Last week IBM announced v8.5 for their Digital Experience system. This has been known in the past as WebSphere Portal, but with all the additions to the platform over the years, its become much more than just a portal. My colleague Brendon Jones listed a few of the new features included in v8.5. Its often interesting to see what has been removed from the platform, so lets take a look at what IBM has removed or deprecated in this version:
Unsupported Features and Theme Changes:
- Web Clipper Portlet is no longer supported. IBM suggests using the Virtual Web Application Manager portlet instead.
- Non-modular themes are not supported. Non modular themes include: Portal, PortalWeb2, and Tab Menu – Page Builder, or any theme prior to v7. Interestingly, IBM says these themes will be migrated to v8.5, but they won’t work.
- Composite Applications are not supported. If you have a composite application and try the migration to 8.5, the migration will fail.
- ODC Editor must be uninstalled as it is no longer supported. This editor is the old Rich Text Editor in WCM and has been replaced by the Ephox editor.
- CAI/TAI Portlets are no longer available.

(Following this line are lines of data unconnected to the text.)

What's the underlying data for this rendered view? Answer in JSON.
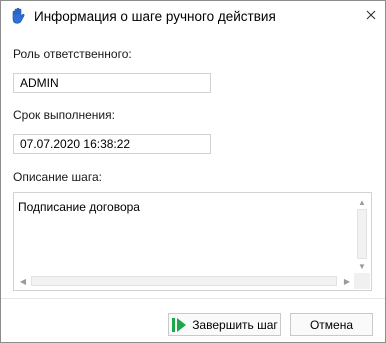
{
  "window": {
    "title": "Информация о шаге ручного действия",
    "icon": "hand-icon",
    "close_icon": "close-icon"
  },
  "form": {
    "responsible_label": "Роль ответственного:",
    "responsible_value": "ADMIN",
    "deadline_label": "Срок выполнения:",
    "deadline_value": "07.07.2020 16:38:22",
    "description_label": "Описание шага:",
    "description_value": "Подписание договора"
  },
  "buttons": {
    "finish_label": "Завершить шаг",
    "finish_icon": "play-step-icon",
    "cancel_label": "Отмена"
  },
  "colors": {
    "accent_blue": "#2f6fd6",
    "finish_green": "#1aa84a"
  }
}
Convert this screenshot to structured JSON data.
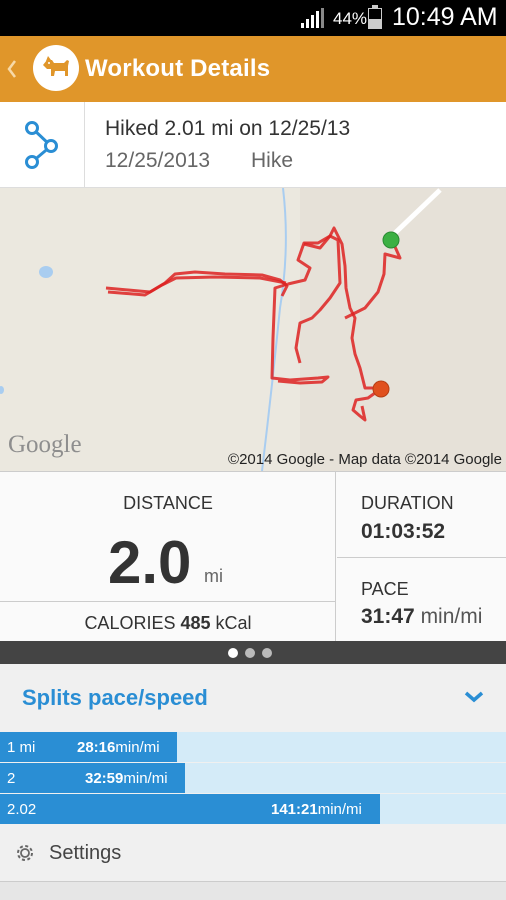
{
  "status_bar": {
    "battery_pct": "44%",
    "time": "10:49 AM"
  },
  "action_bar": {
    "title": "Workout Details",
    "logo_icon": "dog-icon"
  },
  "workout": {
    "title": "Hiked 2.01 mi on 12/25/13",
    "date": "12/25/2013",
    "type": "Hike"
  },
  "map": {
    "google_logo": "Google",
    "copyright": "©2014 Google - Map data ©2014 Google"
  },
  "stats": {
    "distance_label": "DISTANCE",
    "distance_value": "2.0",
    "distance_unit": "mi",
    "calories_label": "CALORIES",
    "calories_value": "485",
    "calories_unit": "kCal",
    "duration_label": "DURATION",
    "duration_value": "01:03:52",
    "pace_label": "PACE",
    "pace_value": "31:47",
    "pace_unit": "min/mi"
  },
  "pager": {
    "pages": 3,
    "active": 0
  },
  "splits": {
    "title": "Splits pace/speed",
    "rows": [
      {
        "label": "1 mi",
        "value": "28:16",
        "unit": "min/mi",
        "fill": 0.35
      },
      {
        "label": "2",
        "value": "32:59",
        "unit": "min/mi",
        "fill": 0.366
      },
      {
        "label": "2.02",
        "value": "141:21",
        "unit": "min/mi",
        "fill": 0.75
      }
    ]
  },
  "settings": {
    "label": "Settings"
  },
  "colors": {
    "accent_orange": "#e0962a",
    "accent_blue": "#2a8ed4",
    "route_red": "#dd2222",
    "start_green": "#3cb043",
    "end_orange": "#e0501e"
  }
}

These portlets were used with Virtual Portals and references to them in your theme must be removed before migrating to v8.5.
- Dynamic Person Tag Portlet has been removed and references to it in your theme must be removed before migrating to v8.5.
- Shared Pages
- Enabler Component
- Full and Base Installation options – by default a full install is performed by installation manager
- Likeminds and Feedback database domains
- Standalone user registry – only a federated registry is supported
- Parallel Portlet Rendering – I wonder how this will affect performance.
- Active Credentials in the credential vault – only Passive Credentials remain
- LPTA Version 1 Token – you must use LPTA Version 2. If you connect with another application via LPTA, make sure the other application is using LTPA v2 as well.
- Tagging and Rating dialog and inline widgets have been replaced by new widgets
- URL Mappings can still be used in 8.5 if you upgrade from 8.0, but you can’t create new mappings. Use the new Vanity URL feature instead.
- Remote Rendering Portlet for WCM content. Use the WCM JSR286 portlet.
- Web2Bookmarks Portlet is not installed by default, but can be downloaded from the IBM Solutions Catalog.
- WebSphere Page Builder 7.x Theme
- WebSphere Integrator Portlet for SAP is gone. IBM recommends using the Web Application Bridge feature instead.
Additional information on these changes can be found in the IBM Knowledge Center.